Attic stock is a commercial term describing extra flooring which is stored after an installation. Building supervisors, chief engineers, and general managers commonly request flooring attic stock. In contrast, average residential homeowners request attic stock materials less frequently.
Why is attic stock needful?
There are three reasons why consumers may want attic stock. First, attic stock functions as insurance against future mishaps and contingent events: cracked stone or porcelain tiles due to a slab crack; deep scratches in hardwood; burns or tears in carpet; swollen laminate due to small flood; etc. The unthinkable can happen. Attic stock prepares you for eventualities. Second, a prudent purchaser knows that flooring in some areas will fail or wear prematurely in comparison to other areas with less traffic. That is, flooring is destructible and some areas are predictably vulnerable to excessive use and abuse: stairs, entries, primary walkways, elevators, waiting rooms, the front desk, etc. Third, the client may purchase attic stock to replace an additional area which cannot (for logistical or budgetary reasons) be installed at the time of the main installation. By contrast, those who are selling their building or home may not want any extra money invested in excess materials.
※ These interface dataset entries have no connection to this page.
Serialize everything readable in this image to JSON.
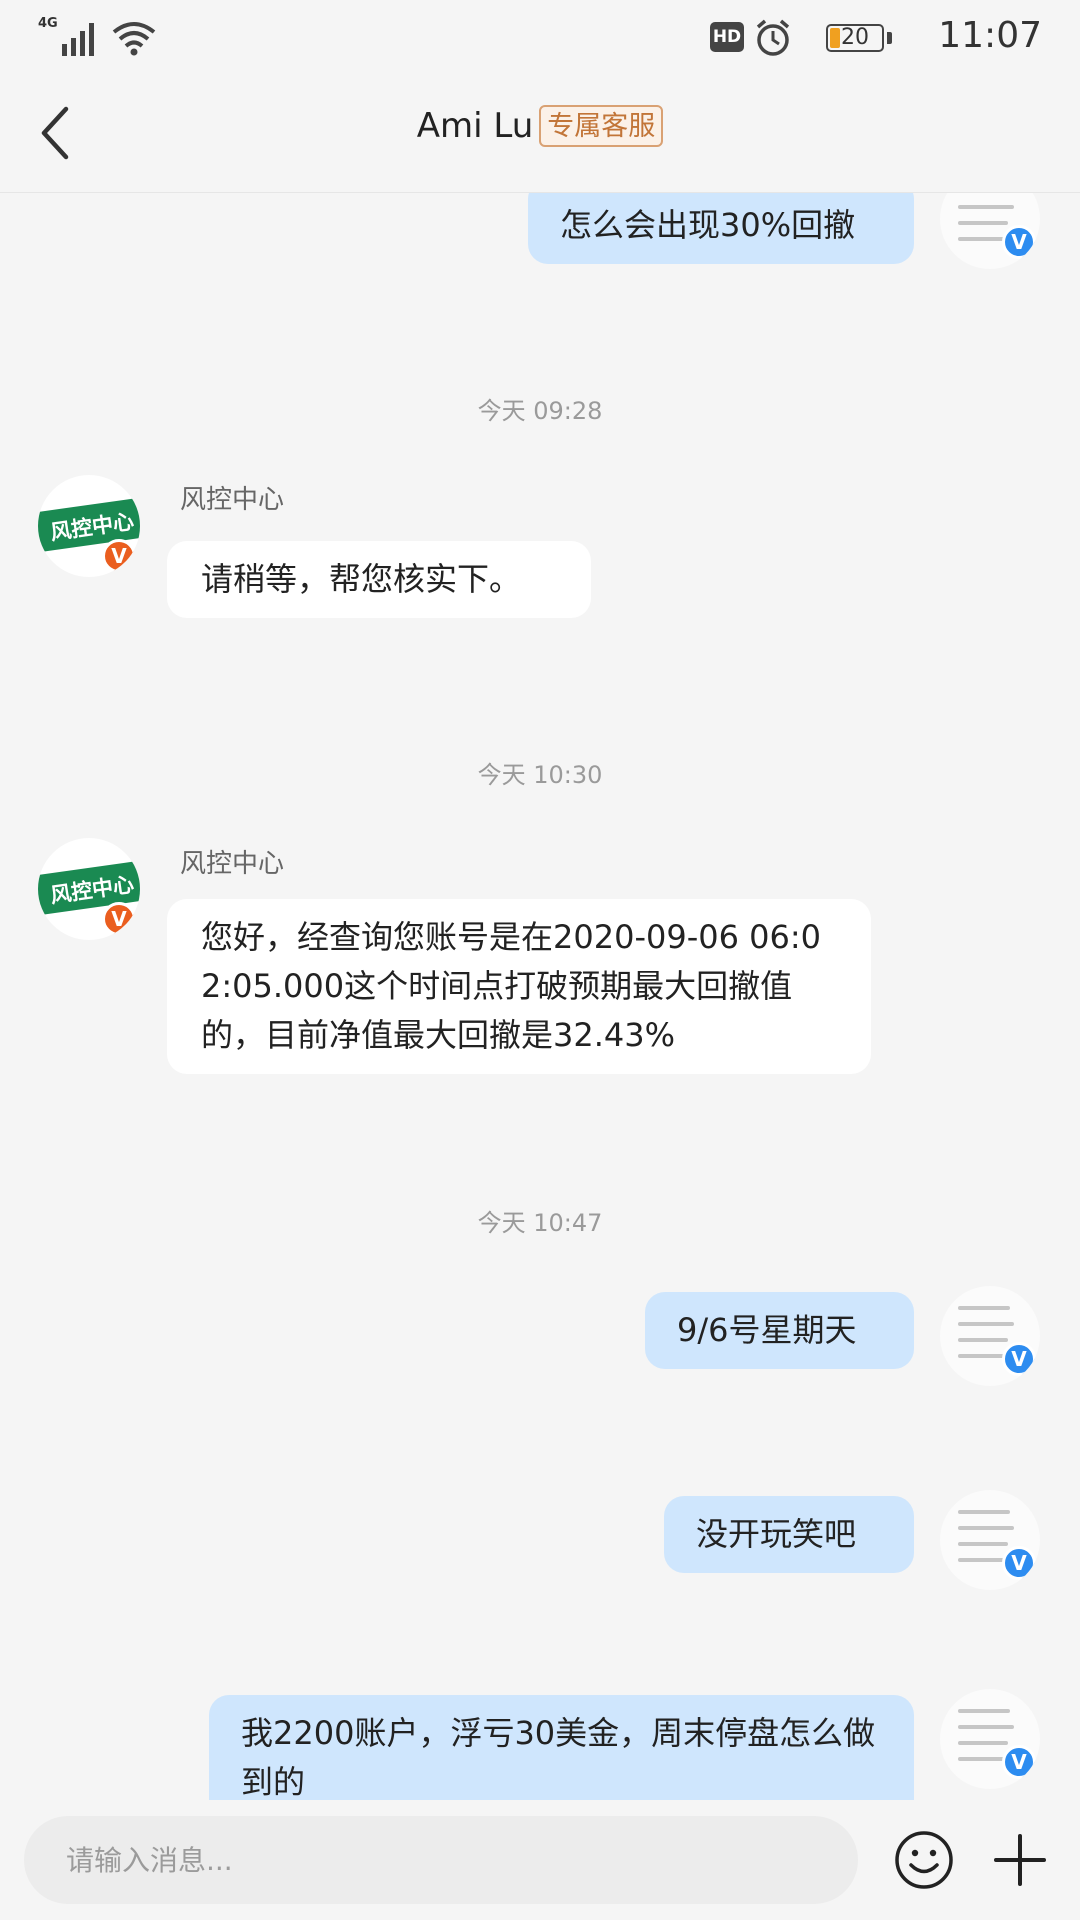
{
  "status_bar": {
    "network": "4G",
    "hd": "HD",
    "battery": "20",
    "time": "11:07"
  },
  "header": {
    "title": "Ami Lu",
    "badge": "专属客服"
  },
  "chat": {
    "messages": [
      {
        "type": "out",
        "text": "怎么会出现30%回撤"
      },
      {
        "type": "time",
        "text": "今天 09:28"
      },
      {
        "type": "in",
        "sender": "风控中心",
        "text": "请稍等，帮您核实下。"
      },
      {
        "type": "time",
        "text": "今天 10:30"
      },
      {
        "type": "in",
        "sender": "风控中心",
        "text": "您好，经查询您账号是在2020-09-06 06:02:05.000这个时间点打破预期最大回撤值的，目前净值最大回撤是32.43%"
      },
      {
        "type": "time",
        "text": "今天 10:47"
      },
      {
        "type": "out",
        "text": "9/6号星期天"
      },
      {
        "type": "out",
        "text": "没开玩笑吧"
      },
      {
        "type": "out",
        "text": "我2200账户，浮亏30美金，周末停盘怎么做到的"
      }
    ],
    "agent_avatar_text": "风控中心",
    "verified_mark": "V"
  },
  "input_bar": {
    "placeholder": "请输入消息..."
  },
  "colors": {
    "accent_badge": "#c27538",
    "bubble_out": "#cfe6fd",
    "agent_green": "#1a8a52",
    "verified_blue": "#2d8cf0",
    "verified_orange": "#ea5e1f"
  },
  "icons": {
    "back": "chevron-left-icon",
    "emoji": "smiley-icon",
    "plus": "plus-icon"
  }
}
For example, one of our clients has medical facilities for women throughout Hillsborough County and Polk County. The owners attempt to maintain a color theme for all of their buildings. As a result, the owners can purchase attic stock of the same vinyl composition tile and vinyl wall base and use that attic stock interchangeably in all of their locations for any reason and without delay.
How much attic stock is recommended?
Five percent of the total square feet installed is a reasonable attic stock if preparing for minor accidents. Those customers who purchase attic stock for specific, anticipated replacements or expansions should purchase a quantity specific to the target areas. Some of our client's who have extra cash will, from time to time, purchase additional carpet to replace their staircase knowing that, more than any other place in a house, the carpet on the stairs will compromise overall appearances. Six years afterward, fresh carpet on the stairs will be striking! (This is the advice that we follow internally.) Recently, a condominium requested 20 percent attic stock of carpet tile in their determination to avoid a full replacement in ten years in favor of selective replacements.
Where should attic stock be stored?
Some commercial properties have a climate-controlled warehouse for storage. We manage the attic stock for multiple five-star hotels without climate control. Residential flooring usually requires a little more creativity due to limited space. Homeowners might consider space under a bed, in an extra closet, or in the garage. Moisture, heat, and insects are among the greatest risk factors against attic stock flooring supplies. Flooring manufacturers usually publish a maximum and minimum storage temperature. Extremely high temperatures may damage colors or dry out material. Flat surfaces are important, especially for hardwood and vinyl flooring. Over time carpet can develop pile crush or develop backing damage if the carpet is weighted down, bent, or twisted excessively. Ideally, it is best not to store flooring directly on a concrete slab due to potential moisture emissions from the concrete or a flood. When possible, we prefer to store on shelving systems or on flat-surface pallets which gives a little extra protection.
How ought surplus supplies be packaged?
Keep all flooring attic stock in original wrappers or cartons if possible. The original packaging commonly gives very helpful information and can, in some instances, protect the flooring from moisture, insects, and pests. Wool must be protected from moths. Flooring which is manufactured in a roll format should be stored on an original core. If storing boxes or rolls, remember that you can stack only so high before the accumulated weight will damage the lower product.
When should one make attic stock decisions?
The smartest moment to make your decision for attic stock is at the time of the original purchase. Some make the mistake of requesting a purchase of supplemental material after their new flooring is installed. This means that the client may receive new materials from a different dye lot. Furthermore, the freight cost usually increases for a smaller, separate order. Additionally, flooring products are routinely discontinued. Today's hottest products may not be available in six months because they are replaced by newer and hotter products. Finally, for those who have custom-made carpet and other custom flooring, mills typically require minimum production quantities (subject to overruns) and the dye lot may not match.